Betty Friedan's book The Feminine Mystique is possibly the best-selling of all the titles analysed in the Macat library, and arguably one of the most important. Yet it was the product of an apparently minor, meaningless assignment. Undertaking to approach former classmates who had attended Smith College with her, 10 years after their graduation, the high-achieving Friedan was astonished to discover that the survey she had undertaken for a magazine feature revealed a high proportion of her contemporaries were suffering from a malaise she had thought was unique to her: profound dissatisfaction at the ‘ideal’ lives they had been living as wives, mothers and homemakers.
For Friedan, this discovery stimulated a remarkable burst of creative thinking, as she began to connect the elements of her own life together in new ways. The popular idea that men and women were equal, but different – that men found their greatest fulfilment through work, while women were most fulfilled in the home – stood revealed as a fallacy, and the depression and even despair she and so many other women felt as a result was recast not as a failure to adapt to a role that was the truest expression of femininity, but as the natural product of undertaking repetitive, unfulfilling and unremunerated labor.

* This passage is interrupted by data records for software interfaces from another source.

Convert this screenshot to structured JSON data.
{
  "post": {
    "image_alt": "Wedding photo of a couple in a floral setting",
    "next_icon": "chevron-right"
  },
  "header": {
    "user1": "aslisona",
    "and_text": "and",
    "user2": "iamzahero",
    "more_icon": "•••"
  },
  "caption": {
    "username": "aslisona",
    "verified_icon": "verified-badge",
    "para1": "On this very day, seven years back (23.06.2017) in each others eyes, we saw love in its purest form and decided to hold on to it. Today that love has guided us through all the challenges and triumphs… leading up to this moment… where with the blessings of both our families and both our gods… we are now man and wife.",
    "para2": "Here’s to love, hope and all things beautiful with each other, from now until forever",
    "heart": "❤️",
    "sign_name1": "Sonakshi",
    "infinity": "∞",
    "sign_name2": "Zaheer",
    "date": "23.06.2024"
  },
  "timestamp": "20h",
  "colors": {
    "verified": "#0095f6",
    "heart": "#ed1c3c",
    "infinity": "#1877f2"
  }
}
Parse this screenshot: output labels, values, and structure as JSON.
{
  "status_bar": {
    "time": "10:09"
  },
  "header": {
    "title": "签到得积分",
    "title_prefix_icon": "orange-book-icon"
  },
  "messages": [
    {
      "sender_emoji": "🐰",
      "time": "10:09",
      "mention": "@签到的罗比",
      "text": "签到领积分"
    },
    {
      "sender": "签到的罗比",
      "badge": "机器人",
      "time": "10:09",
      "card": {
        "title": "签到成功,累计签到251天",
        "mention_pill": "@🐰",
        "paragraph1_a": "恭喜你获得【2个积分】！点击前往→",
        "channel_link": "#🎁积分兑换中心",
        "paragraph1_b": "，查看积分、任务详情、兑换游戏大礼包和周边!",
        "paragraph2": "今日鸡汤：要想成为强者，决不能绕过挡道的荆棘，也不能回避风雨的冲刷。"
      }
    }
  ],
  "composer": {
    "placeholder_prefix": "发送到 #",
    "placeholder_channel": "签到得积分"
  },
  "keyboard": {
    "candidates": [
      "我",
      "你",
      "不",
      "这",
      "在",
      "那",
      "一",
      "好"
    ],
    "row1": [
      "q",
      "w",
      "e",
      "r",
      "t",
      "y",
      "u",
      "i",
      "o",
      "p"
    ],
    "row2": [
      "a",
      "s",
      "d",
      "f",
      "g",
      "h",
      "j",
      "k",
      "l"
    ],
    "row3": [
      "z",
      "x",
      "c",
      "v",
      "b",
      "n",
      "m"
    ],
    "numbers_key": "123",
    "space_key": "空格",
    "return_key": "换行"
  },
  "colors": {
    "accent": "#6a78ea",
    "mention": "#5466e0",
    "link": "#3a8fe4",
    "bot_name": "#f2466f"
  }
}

Friedan's seminal expression of these new ideas redefined an issue central to many women's lives so successfully that it fuelled a movement – the ‘second wave’ feminism of the 1960s and 1970s that fundamentally challenged the legal and social framework underpinning an entire society.
Table of Contents
Ways in to the text
Who was Betty Friedan?
What does The Feminine Mystique Say?
Why does The Feminine Mystique Matter?
Section 1: Influences
Module 1: The Author and the Historical Context
Module 2: Academic Context
Module 3: The Problem
Module 4: The Author's Contribution
Section 2: Ideas
Module 5: Main Ideas
Module 6: Secondary Ideas
Module 7: Achievement
Module 8: Place in the Author's Work
Section 3: Impact
Module 9: The First Responses
Module 10: The Evolving Debate
Module 11: Impact and Influence Today
Module 12: Where Next?
Glossary of Terms
People Mentioned in the Text
Dr Elizabeth Whitaker holds a PhD in anthropology from Emory University. She has taught at several American universities and is currently a senior lecturer at the Università degli Studi di Bologna, Italy. In addition to a forthcoming book on anthropology for a general audience, she is the author of Measuring Mamma’s Milk: Fascism and the Medicalization of Maternity in Italy (Ann Arbor: University of Michigan Press, 2000).